Live is having a moment. A key player in the shift to mobile live streaming, the Twitter-owned service Periscope this weekend celebrated its first year online. The company also revealed a few metrics indicating how quickly it had grown in the time since its March 2015 debut, noting that its users had created more than 200 million broadcasts on its network. In addition, it said that more than 110 years of live video are watched daily on its mobile applications for iOS and Android.
Those numbers sound impressive, but it’s still worth comparing them to the rest of the video market. Periscope users haven’t yet crossed the 1 million mark in terms of hours of videos viewed per day in its apps. Meanwhile, industry leader YouTube says that today, its users watch “hundreds of millions of hours” of YouTube daily, and generate “billions of views.”
(Of course, Periscope’s metrics don’t include users who re-watch streams, or those who watch via the web, so this is not a direct comparison.)
That said, with rumors of a dedicated, live-streaming app being built at YouTube, Periscope’s dominance in this space is far from guaranteed.
Or more simply put: Periscope is not without its challenges. Though it won the early battle against rival and early leader Meerkat (which has since pivoted), Facebook has since entered the market in full force. The social network this year rolled out its own live-streaming feature to all U.S. iPhone users, then last month brought the feature to Android. Given Facebook’s scale (1.5 billion monthly active users), and the fact that it had been pushing live streams through its notifications, it could easily give Periscope a run for its money. But there are some indications that not everyone likes Facebook’s feature — the company said it would offer a setting that lets users disable notifications for live video.

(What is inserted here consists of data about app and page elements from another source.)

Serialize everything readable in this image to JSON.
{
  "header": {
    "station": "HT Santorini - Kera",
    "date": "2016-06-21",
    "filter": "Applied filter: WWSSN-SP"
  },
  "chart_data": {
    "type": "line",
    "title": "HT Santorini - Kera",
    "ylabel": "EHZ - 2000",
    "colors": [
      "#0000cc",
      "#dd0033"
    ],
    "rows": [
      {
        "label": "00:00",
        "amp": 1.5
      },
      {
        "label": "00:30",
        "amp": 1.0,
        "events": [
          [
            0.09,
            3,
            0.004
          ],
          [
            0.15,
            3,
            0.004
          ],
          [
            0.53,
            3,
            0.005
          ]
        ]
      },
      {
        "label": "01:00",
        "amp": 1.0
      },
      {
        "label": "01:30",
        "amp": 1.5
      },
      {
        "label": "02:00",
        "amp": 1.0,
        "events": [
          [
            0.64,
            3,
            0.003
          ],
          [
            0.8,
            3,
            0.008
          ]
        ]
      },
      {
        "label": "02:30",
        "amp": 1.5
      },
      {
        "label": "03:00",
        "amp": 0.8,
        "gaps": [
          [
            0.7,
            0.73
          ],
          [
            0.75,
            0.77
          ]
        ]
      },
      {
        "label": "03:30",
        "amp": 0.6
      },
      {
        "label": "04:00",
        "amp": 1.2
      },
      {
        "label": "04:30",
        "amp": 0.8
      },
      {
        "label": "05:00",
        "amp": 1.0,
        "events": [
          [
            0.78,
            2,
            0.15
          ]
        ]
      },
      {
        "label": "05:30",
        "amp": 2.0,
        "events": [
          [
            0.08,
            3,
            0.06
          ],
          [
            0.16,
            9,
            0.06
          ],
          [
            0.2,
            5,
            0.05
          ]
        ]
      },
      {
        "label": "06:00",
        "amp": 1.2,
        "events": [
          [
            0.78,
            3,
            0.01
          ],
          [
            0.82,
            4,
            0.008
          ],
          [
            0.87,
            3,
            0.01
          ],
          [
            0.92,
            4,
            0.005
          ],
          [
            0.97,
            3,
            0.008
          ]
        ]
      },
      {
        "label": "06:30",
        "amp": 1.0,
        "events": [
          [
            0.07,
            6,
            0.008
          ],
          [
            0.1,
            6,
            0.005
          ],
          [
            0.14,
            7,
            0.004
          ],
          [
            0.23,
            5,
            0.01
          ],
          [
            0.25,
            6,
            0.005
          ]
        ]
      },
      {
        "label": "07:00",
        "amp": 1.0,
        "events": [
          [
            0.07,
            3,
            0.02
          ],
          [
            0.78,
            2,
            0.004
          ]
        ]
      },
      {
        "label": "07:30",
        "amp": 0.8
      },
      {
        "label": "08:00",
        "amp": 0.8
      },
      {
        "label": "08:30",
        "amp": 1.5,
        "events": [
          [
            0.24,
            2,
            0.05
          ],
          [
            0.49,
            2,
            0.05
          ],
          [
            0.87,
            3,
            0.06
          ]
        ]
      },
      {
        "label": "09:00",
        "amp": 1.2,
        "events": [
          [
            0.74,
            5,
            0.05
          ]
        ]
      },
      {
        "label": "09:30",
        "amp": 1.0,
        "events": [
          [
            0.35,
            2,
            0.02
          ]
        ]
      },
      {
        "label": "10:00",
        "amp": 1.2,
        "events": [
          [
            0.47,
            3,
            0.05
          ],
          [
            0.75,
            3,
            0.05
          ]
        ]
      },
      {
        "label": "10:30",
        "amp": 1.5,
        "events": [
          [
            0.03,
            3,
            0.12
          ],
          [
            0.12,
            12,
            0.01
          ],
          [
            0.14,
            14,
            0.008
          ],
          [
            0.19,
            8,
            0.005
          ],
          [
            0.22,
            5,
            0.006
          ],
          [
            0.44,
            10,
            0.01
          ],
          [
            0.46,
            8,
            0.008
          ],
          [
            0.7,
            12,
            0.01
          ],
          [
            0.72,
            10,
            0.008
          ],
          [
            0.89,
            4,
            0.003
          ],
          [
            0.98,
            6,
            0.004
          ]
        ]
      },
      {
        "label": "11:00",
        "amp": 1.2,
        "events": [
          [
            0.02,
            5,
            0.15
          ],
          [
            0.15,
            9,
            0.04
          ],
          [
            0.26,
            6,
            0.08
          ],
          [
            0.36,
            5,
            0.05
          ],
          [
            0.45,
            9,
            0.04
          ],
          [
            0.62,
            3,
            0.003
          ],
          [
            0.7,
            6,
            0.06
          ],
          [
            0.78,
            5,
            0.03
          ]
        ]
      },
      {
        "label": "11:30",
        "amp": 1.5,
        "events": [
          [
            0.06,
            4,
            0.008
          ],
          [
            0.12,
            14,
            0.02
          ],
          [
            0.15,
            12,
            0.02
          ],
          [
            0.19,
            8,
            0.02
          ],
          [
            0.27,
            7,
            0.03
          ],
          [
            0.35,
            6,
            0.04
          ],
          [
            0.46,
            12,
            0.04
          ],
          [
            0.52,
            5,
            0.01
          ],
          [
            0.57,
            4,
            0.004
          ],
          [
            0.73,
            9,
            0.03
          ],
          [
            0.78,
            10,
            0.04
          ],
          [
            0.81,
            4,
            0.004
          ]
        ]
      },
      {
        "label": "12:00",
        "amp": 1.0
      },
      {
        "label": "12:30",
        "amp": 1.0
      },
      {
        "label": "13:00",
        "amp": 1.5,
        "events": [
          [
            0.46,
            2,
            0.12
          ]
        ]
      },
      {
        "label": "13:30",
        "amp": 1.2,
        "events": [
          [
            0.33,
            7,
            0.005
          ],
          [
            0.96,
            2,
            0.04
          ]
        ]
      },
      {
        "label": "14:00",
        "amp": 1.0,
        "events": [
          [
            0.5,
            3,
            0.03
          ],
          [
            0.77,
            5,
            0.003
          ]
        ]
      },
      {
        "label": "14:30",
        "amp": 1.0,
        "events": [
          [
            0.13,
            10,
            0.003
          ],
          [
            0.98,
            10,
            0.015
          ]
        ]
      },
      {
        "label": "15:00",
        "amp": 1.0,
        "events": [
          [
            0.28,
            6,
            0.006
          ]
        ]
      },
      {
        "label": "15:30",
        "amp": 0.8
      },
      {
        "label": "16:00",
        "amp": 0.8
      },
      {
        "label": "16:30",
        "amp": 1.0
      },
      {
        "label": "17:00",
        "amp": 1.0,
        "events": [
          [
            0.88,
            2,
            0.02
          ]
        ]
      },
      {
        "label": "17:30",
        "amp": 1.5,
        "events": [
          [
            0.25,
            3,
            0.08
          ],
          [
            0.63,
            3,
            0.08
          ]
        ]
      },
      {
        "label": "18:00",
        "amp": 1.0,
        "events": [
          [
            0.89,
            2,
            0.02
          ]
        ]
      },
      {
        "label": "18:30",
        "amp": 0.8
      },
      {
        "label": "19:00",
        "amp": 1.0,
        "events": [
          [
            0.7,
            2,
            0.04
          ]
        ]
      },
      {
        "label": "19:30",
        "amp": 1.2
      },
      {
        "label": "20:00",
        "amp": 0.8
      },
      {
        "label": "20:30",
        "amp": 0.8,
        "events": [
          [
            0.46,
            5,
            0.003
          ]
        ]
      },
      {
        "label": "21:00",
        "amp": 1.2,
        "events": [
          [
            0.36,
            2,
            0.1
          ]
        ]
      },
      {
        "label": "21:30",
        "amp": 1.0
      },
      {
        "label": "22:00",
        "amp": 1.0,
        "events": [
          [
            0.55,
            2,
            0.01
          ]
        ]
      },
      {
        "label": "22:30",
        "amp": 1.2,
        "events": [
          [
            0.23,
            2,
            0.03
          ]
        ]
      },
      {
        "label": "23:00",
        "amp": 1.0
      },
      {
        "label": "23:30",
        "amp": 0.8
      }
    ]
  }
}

That’s not to say that Periscope isn’t growing — the company said last August that its users were watching 40 years of video per day, and its user base had grown to 10 million. But the fact that it’s still today obfuscating its numbers as “years of video” watched per day instead of giving a solid figure in terms of hours watched daily indicates that Periscope is also trying to fluff its numbers a bit. Nor did the company announce an update in terms of its user base figures in the recent post, we should also note.